Jimmy fares better in scenes with fellow Shaw Brothers star Fang Ying, who rose to prominence during the studio’s huangmei opera phase with 1963’s A Maid From Heaven and went on to star in some of the studio’s most lavish productions, including the Monkey King film The Land of Many Perfumes, martial arts epic The Iron Buddha, and the Hitchcock/Agatha Christie style thriller Diary of a Lady Killer. Asia-pol wastes her in the small role of Yang’s long-lost sister, but at least Jimmy Wang Yu seems less stiff around her. Maybe it was the language barrier that made him so awkward in his scenes with the rest of the cast, or maybe he was simply better at playing against a character meant to be a familial relation than a love interest. Whatever the case, his stilted performance is enough to distract from, but not completely tank Asia-pol, which manages to summon up enough charm elsewhere to make it worth a watch.
If the film succeeds at all, which is a dubious assertion, it succeeds primarily on the merits of its location work and the novelty factor of seeing the Nikkatsu players alongside Shaw Brothers stars. But think of it less as an example of unrealized potential and more as a learning experience for the Shaw Brothers. Wang Yu went on to brighter things that same year (maybe he would have been more comfortable playing a one-armed spy). Subsequent Shaw Brothers spy films were much better paced and better cast, with Paul Chang Chung stepping in as their de facto leading man and bringing all the impish charisma Jimmy Wang Yu lacked, while the wonderful Lily Ho became the studio’s go-to female lead for all things espionage, including Lady Professional, a much spritelier spyjinks affair from director Matsuo Akinori.

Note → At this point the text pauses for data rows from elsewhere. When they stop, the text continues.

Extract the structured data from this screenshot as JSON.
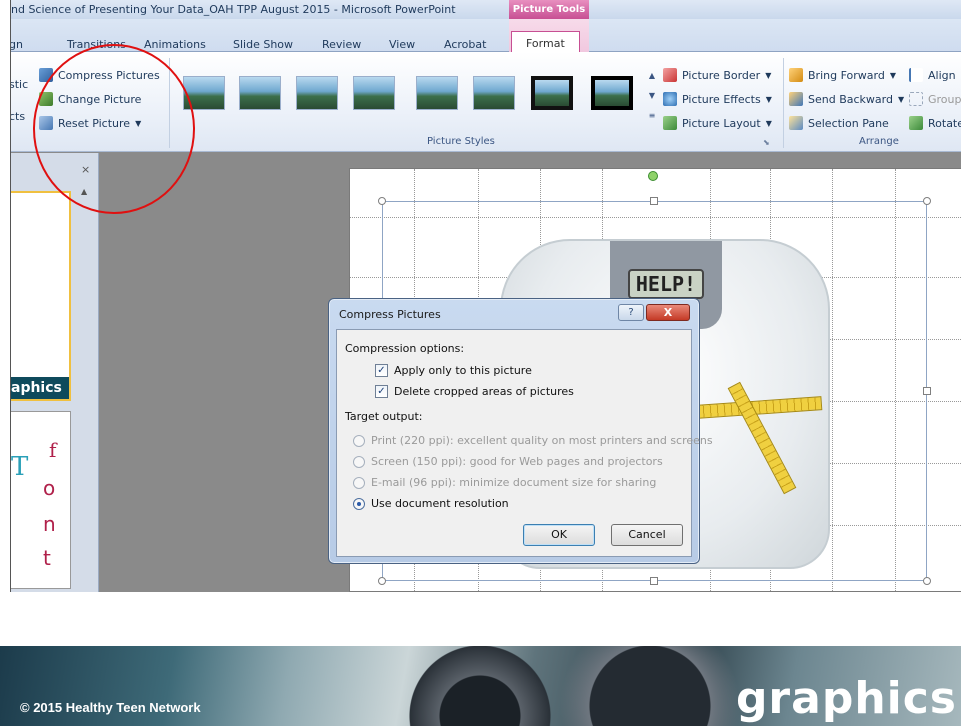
{
  "window": {
    "title": "nd Science of Presenting Your Data_OAH TPP August 2015  -  Microsoft PowerPoint",
    "context_tab": "Picture Tools"
  },
  "tabs": [
    "gn",
    "Transitions",
    "Animations",
    "Slide Show",
    "Review",
    "View",
    "Acrobat",
    "Format"
  ],
  "active_tab": "Format",
  "ribbon": {
    "adjust": {
      "compress": "Compress Pictures",
      "change": "Change Picture",
      "reset": "Reset Picture",
      "partial_top": "stic",
      "partial_bottom": "cts"
    },
    "picture_styles": {
      "label": "Picture Styles",
      "border": "Picture Border",
      "effects": "Picture Effects",
      "layout": "Picture Layout"
    },
    "arrange": {
      "label": "Arrange",
      "bring_forward": "Bring Forward",
      "send_backward": "Send Backward",
      "selection_pane": "Selection Pane",
      "align": "Align",
      "group": "Group",
      "rotate": "Rotate"
    }
  },
  "slides_panel": {
    "close": "×",
    "slide1_caption": "aphics",
    "slide2_letters": [
      "f",
      "T",
      "o",
      "n",
      "t"
    ]
  },
  "picture": {
    "lcd_text": "HELP!"
  },
  "dialog": {
    "title": "Compress Pictures",
    "help": "?",
    "close": "X",
    "compression_header": "Compression options:",
    "apply_only": "Apply only to this picture",
    "delete_cropped": "Delete cropped areas of pictures",
    "target_header": "Target output:",
    "options": [
      {
        "label": "Print (220 ppi): excellent quality on most printers and screens",
        "enabled": false,
        "selected": false
      },
      {
        "label": "Screen (150 ppi): good for Web pages and projectors",
        "enabled": false,
        "selected": false
      },
      {
        "label": "E-mail (96 ppi): minimize document size for sharing",
        "enabled": false,
        "selected": false
      },
      {
        "label": "Use document resolution",
        "enabled": true,
        "selected": true
      }
    ],
    "ok": "OK",
    "cancel": "Cancel"
  },
  "footer": {
    "copyright": "© 2015 Healthy Teen Network",
    "title": "graphics"
  }
}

Other Shaw Brothers spy films would also eschew the relatively grounded nature of Asia-pol. Despite secret lairs and spy gadgets, Asia-pol plays things pretty straight and even a bit humorless. Other Shaw espionage efforts would revel in the most outlandish sci-fi aspects of spy films, from masked super-villains to gold jumpsuit-clad henchmen to doomsday weapons and lairs that look like something out of Space: 1999. Asia-pol may not be the measure of those later films, but with all the smart suits and colorful mini-dresses, not to mention death by exploding golf ball, there’s just enough to keep you around as you see the sights with Jô Shishido, Ruriko Asaoka, and pouting teenager Jimmy Wang Yu sitting in the back seat.